At oral argument, however, Waterbury appears to contest more than the timeliness of the Section 504 claims per se. Rather, Waterbury argues that the Willses raised the Section 504 claims solely to circumvent the complete dismissal of an action brought exclusively under the IDEA. In short, Waterbury appears to challenge the Section 504 claims on their merits rather than on jurisdictional grounds.
Although it offers no view on whether the Section 504 claims fail to state a claim under *126 Rule 12(b) (6), Fed.R.Civ.P., the court notes that any attack on the substantive sufficiency of the 504 claims is irrelevant to the jurisdictional challenge here. See Exchange Nat'l Bank, 544 F.2d at 1130-1131. Waterbury predicates its motion to dismiss exclusively on jurisdictional grounds pursuant to Rule 12(b) (1). Any challenge to the merits of the 504 claims, therefore, is premature, and should be raised in a motion to dismiss pursuant to Rule 12(b) (6), or a motion for summary judgment pursuant to Rule 56, Fed. R.Civ.P.
Because the court believes it inappropriate to speculate on the merits of the Willses' Section 504 claims at this point in the proceedings, the court's ruling today is limited only to the timeliness of those claims.
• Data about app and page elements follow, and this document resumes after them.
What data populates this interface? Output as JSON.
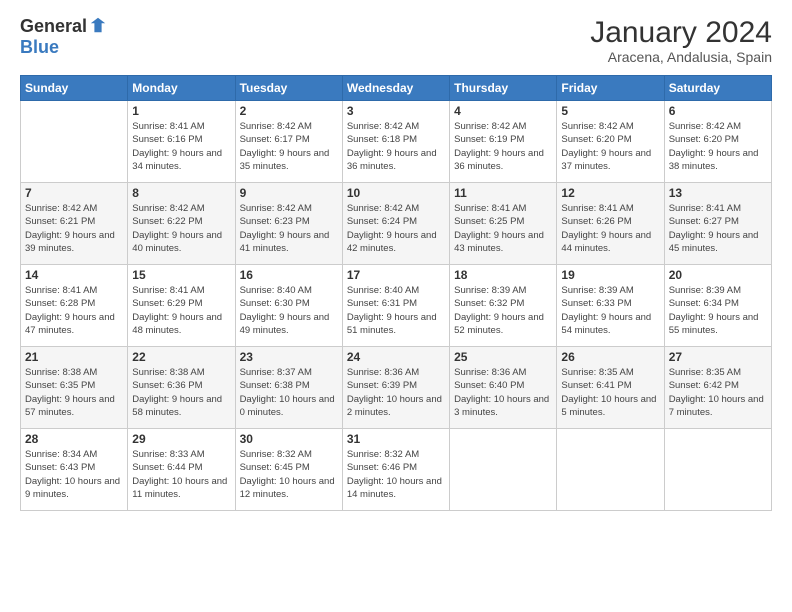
{
  "header": {
    "logo_general": "General",
    "logo_blue": "Blue",
    "month": "January 2024",
    "location": "Aracena, Andalusia, Spain"
  },
  "days_of_week": [
    "Sunday",
    "Monday",
    "Tuesday",
    "Wednesday",
    "Thursday",
    "Friday",
    "Saturday"
  ],
  "weeks": [
    [
      null,
      {
        "day": "1",
        "sunrise": "Sunrise: 8:41 AM",
        "sunset": "Sunset: 6:16 PM",
        "daylight": "Daylight: 9 hours and 34 minutes."
      },
      {
        "day": "2",
        "sunrise": "Sunrise: 8:42 AM",
        "sunset": "Sunset: 6:17 PM",
        "daylight": "Daylight: 9 hours and 35 minutes."
      },
      {
        "day": "3",
        "sunrise": "Sunrise: 8:42 AM",
        "sunset": "Sunset: 6:18 PM",
        "daylight": "Daylight: 9 hours and 36 minutes."
      },
      {
        "day": "4",
        "sunrise": "Sunrise: 8:42 AM",
        "sunset": "Sunset: 6:19 PM",
        "daylight": "Daylight: 9 hours and 36 minutes."
      },
      {
        "day": "5",
        "sunrise": "Sunrise: 8:42 AM",
        "sunset": "Sunset: 6:20 PM",
        "daylight": "Daylight: 9 hours and 37 minutes."
      },
      {
        "day": "6",
        "sunrise": "Sunrise: 8:42 AM",
        "sunset": "Sunset: 6:20 PM",
        "daylight": "Daylight: 9 hours and 38 minutes."
      }
    ],
    [
      {
        "day": "7",
        "sunrise": "Sunrise: 8:42 AM",
        "sunset": "Sunset: 6:21 PM",
        "daylight": "Daylight: 9 hours and 39 minutes."
      },
      {
        "day": "8",
        "sunrise": "Sunrise: 8:42 AM",
        "sunset": "Sunset: 6:22 PM",
        "daylight": "Daylight: 9 hours and 40 minutes."
      },
      {
        "day": "9",
        "sunrise": "Sunrise: 8:42 AM",
        "sunset": "Sunset: 6:23 PM",
        "daylight": "Daylight: 9 hours and 41 minutes."
      },
      {
        "day": "10",
        "sunrise": "Sunrise: 8:42 AM",
        "sunset": "Sunset: 6:24 PM",
        "daylight": "Daylight: 9 hours and 42 minutes."
      },
      {
        "day": "11",
        "sunrise": "Sunrise: 8:41 AM",
        "sunset": "Sunset: 6:25 PM",
        "daylight": "Daylight: 9 hours and 43 minutes."
      },
      {
        "day": "12",
        "sunrise": "Sunrise: 8:41 AM",
        "sunset": "Sunset: 6:26 PM",
        "daylight": "Daylight: 9 hours and 44 minutes."
      },
      {
        "day": "13",
        "sunrise": "Sunrise: 8:41 AM",
        "sunset": "Sunset: 6:27 PM",
        "daylight": "Daylight: 9 hours and 45 minutes."
      }
    ],
    [
      {
        "day": "14",
        "sunrise": "Sunrise: 8:41 AM",
        "sunset": "Sunset: 6:28 PM",
        "daylight": "Daylight: 9 hours and 47 minutes."
      },
      {
        "day": "15",
        "sunrise": "Sunrise: 8:41 AM",
        "sunset": "Sunset: 6:29 PM",
        "daylight": "Daylight: 9 hours and 48 minutes."
      },
      {
        "day": "16",
        "sunrise": "Sunrise: 8:40 AM",
        "sunset": "Sunset: 6:30 PM",
        "daylight": "Daylight: 9 hours and 49 minutes."
      },
      {
        "day": "17",
        "sunrise": "Sunrise: 8:40 AM",
        "sunset": "Sunset: 6:31 PM",
        "daylight": "Daylight: 9 hours and 51 minutes."
      },
      {
        "day": "18",
        "sunrise": "Sunrise: 8:39 AM",
        "sunset": "Sunset: 6:32 PM",
        "daylight": "Daylight: 9 hours and 52 minutes."
      },
      {
        "day": "19",
        "sunrise": "Sunrise: 8:39 AM",
        "sunset": "Sunset: 6:33 PM",
        "daylight": "Daylight: 9 hours and 54 minutes."
      },
      {
        "day": "20",
        "sunrise": "Sunrise: 8:39 AM",
        "sunset": "Sunset: 6:34 PM",
        "daylight": "Daylight: 9 hours and 55 minutes."
      }
    ],
    [
      {
        "day": "21",
        "sunrise": "Sunrise: 8:38 AM",
        "sunset": "Sunset: 6:35 PM",
        "daylight": "Daylight: 9 hours and 57 minutes."
      },
      {
        "day": "22",
        "sunrise": "Sunrise: 8:38 AM",
        "sunset": "Sunset: 6:36 PM",
        "daylight": "Daylight: 9 hours and 58 minutes."
      },
      {
        "day": "23",
        "sunrise": "Sunrise: 8:37 AM",
        "sunset": "Sunset: 6:38 PM",
        "daylight": "Daylight: 10 hours and 0 minutes."
      },
      {
        "day": "24",
        "sunrise": "Sunrise: 8:36 AM",
        "sunset": "Sunset: 6:39 PM",
        "daylight": "Daylight: 10 hours and 2 minutes."
      },
      {
        "day": "25",
        "sunrise": "Sunrise: 8:36 AM",
        "sunset": "Sunset: 6:40 PM",
        "daylight": "Daylight: 10 hours and 3 minutes."
      },
      {
        "day": "26",
        "sunrise": "Sunrise: 8:35 AM",
        "sunset": "Sunset: 6:41 PM",
        "daylight": "Daylight: 10 hours and 5 minutes."
      },
      {
        "day": "27",
        "sunrise": "Sunrise: 8:35 AM",
        "sunset": "Sunset: 6:42 PM",
        "daylight": "Daylight: 10 hours and 7 minutes."
      }
    ],
    [
      {
        "day": "28",
        "sunrise": "Sunrise: 8:34 AM",
        "sunset": "Sunset: 6:43 PM",
        "daylight": "Daylight: 10 hours and 9 minutes."
      },
      {
        "day": "29",
        "sunrise": "Sunrise: 8:33 AM",
        "sunset": "Sunset: 6:44 PM",
        "daylight": "Daylight: 10 hours and 11 minutes."
      },
      {
        "day": "30",
        "sunrise": "Sunrise: 8:32 AM",
        "sunset": "Sunset: 6:45 PM",
        "daylight": "Daylight: 10 hours and 12 minutes."
      },
      {
        "day": "31",
        "sunrise": "Sunrise: 8:32 AM",
        "sunset": "Sunset: 6:46 PM",
        "daylight": "Daylight: 10 hours and 14 minutes."
      },
      null,
      null,
      null
    ]
  ]
}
Accordingly, the court concludes that the Section 504 claims were timely filed under the applicable three-year statute of limitations in this action, and Waterbury's motion to dismiss those claims for lack of subject matter jurisdiction is denied.
For the reasons stated above, Waterbury's motion for reconsideration [Filing No. 11] is GRANTED. After reconsideration, the court VACATES its earlier ruling denying Waterbury's motion to dismiss pursuant to Rule 12(b) (1), Fed.R.Civ.P. Waterbury's motion to dismiss for lack of subject matter jurisdiction [Filing No. 3] is GRANTED as to all claims brought pursuant to the IDEA, 20 U.S.C. § 1400 et seq. and those claims are dismissed as to all named defendants. Waterbury's motion is DENIED as to all claims brought pursuant to § 504 of the Rehabilitation Act of 1973, 29 U.S.C. § 794.
 The impetus for rejection of de novo review derives from Rowley 's edict that a reviewing court is constrained in IDEA actions to give "due weight" to the determinations made during administrative proceedings, and that reviewing courts "must be careful to avoid imposing their view of preferable educational methods upon the States." Rowley, 458 U.S. at 207, 102 S. Ct. at 3051.
 The court notes that its ruling today is dispositive of its jurisdiction to hear IDEA claims brought against all named defendants in this action, not only the Waterbury defendants.
 The court acknowledges that its endorsement ruling previously denying Waterbury's motion to dismiss was based on the belief that the receipt, rather than the mailing, triggered the statute of limitations period. Hence, the court found, as the Willses contended, that their complaint was timely filed. After reconsideration of the issue, however, the court agrees with Waterbury that it erred in its implicit finding that receipt rather than mailing triggered the applicable statute of limitations period. Accordingly, the court stands corrected.
 The three-year statute of limitations period for civil rights actions and Section 504 actions in this district is derived from C.G.S. § 52-577, which generally applies to all actions founded upon a tort.